* **BRIEF**: Look through the lines below; wherever the word "Примерная" appears, copy that line.

━━ INFORMATION SUPPLIED

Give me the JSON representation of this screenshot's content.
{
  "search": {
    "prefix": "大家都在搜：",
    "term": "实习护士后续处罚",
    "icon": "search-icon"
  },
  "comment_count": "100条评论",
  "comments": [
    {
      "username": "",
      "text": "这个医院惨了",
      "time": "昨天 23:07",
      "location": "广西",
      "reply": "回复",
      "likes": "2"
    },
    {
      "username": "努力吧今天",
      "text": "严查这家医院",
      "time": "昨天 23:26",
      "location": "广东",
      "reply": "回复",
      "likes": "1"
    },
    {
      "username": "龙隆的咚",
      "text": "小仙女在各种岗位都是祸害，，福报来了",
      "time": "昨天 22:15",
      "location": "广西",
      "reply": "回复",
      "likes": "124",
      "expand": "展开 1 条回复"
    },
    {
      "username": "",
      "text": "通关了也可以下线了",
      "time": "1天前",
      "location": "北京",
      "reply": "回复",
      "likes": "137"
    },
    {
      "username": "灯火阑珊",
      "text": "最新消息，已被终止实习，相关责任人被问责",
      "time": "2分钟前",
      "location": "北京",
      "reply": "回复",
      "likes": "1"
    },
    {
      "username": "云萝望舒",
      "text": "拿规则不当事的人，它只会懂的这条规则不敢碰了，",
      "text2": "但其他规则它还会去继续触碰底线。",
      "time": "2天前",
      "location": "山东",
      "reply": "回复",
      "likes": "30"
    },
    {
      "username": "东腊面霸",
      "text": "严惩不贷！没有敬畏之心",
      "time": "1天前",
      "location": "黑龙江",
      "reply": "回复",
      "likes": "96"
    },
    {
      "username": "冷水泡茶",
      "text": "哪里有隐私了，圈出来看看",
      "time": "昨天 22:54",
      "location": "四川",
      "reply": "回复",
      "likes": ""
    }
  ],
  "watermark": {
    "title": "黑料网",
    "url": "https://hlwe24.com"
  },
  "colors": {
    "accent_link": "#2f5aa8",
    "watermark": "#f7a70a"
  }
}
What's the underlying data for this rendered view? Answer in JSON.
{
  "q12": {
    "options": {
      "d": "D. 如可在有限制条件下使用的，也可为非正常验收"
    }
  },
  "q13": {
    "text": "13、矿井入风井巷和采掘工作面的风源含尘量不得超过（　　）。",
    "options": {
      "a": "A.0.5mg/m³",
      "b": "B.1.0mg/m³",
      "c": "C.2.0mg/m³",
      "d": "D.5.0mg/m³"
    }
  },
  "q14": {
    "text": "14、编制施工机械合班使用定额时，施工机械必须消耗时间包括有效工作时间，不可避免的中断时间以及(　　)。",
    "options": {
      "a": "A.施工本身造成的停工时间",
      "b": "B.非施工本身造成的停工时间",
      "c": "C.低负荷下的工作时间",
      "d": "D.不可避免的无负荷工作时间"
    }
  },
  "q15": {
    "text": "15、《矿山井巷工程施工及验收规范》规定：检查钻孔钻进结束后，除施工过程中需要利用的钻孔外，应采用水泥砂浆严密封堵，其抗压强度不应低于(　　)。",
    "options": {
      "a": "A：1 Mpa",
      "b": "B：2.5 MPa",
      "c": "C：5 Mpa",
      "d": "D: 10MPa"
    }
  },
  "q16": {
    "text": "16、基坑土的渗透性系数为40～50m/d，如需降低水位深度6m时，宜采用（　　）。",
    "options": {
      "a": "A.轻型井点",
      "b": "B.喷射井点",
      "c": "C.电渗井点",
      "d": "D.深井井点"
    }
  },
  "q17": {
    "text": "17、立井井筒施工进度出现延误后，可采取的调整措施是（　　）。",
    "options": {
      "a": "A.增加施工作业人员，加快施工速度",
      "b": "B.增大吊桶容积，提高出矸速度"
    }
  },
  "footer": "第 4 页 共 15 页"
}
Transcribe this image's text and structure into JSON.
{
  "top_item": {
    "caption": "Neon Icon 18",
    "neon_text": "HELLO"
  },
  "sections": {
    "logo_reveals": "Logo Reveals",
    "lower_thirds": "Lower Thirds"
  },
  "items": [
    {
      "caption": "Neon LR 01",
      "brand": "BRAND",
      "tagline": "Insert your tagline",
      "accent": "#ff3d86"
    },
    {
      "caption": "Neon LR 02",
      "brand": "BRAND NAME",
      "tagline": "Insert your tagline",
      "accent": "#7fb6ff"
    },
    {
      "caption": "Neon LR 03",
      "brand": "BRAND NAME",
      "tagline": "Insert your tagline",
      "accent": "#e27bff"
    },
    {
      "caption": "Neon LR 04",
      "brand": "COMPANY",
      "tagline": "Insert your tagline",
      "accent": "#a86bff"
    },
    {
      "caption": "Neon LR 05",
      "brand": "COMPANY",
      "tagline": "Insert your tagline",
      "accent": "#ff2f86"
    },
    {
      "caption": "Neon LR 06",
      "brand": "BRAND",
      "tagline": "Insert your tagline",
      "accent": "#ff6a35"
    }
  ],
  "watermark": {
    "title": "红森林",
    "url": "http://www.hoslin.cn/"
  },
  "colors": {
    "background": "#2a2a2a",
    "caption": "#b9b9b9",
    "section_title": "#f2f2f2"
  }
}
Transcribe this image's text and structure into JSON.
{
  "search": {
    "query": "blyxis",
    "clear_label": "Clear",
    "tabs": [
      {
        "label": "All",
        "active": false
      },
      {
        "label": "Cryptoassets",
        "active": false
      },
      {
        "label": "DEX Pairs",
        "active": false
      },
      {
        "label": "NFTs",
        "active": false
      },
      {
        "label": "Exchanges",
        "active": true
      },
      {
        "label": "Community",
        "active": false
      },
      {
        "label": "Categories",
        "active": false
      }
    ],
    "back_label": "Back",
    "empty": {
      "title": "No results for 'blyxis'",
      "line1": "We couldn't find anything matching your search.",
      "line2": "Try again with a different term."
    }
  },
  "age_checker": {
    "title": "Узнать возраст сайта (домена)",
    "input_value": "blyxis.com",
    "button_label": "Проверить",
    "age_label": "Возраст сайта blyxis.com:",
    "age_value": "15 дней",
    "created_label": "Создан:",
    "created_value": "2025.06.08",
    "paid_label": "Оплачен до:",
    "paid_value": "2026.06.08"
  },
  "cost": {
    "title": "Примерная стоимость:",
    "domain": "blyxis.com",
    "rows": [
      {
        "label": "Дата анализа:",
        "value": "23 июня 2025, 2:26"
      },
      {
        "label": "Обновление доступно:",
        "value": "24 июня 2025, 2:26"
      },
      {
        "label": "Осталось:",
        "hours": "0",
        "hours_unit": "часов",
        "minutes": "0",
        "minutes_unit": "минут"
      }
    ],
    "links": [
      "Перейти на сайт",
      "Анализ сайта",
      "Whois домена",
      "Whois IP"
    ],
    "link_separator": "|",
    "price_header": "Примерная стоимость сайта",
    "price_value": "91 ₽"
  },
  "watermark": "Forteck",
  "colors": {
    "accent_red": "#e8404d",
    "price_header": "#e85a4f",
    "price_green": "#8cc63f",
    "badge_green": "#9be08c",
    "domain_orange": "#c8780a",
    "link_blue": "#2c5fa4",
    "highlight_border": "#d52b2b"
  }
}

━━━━

* **ANSWER BOX**:
    "title": "Примерная стоимость:",
    "price_header": "Примерная стоимость сайта",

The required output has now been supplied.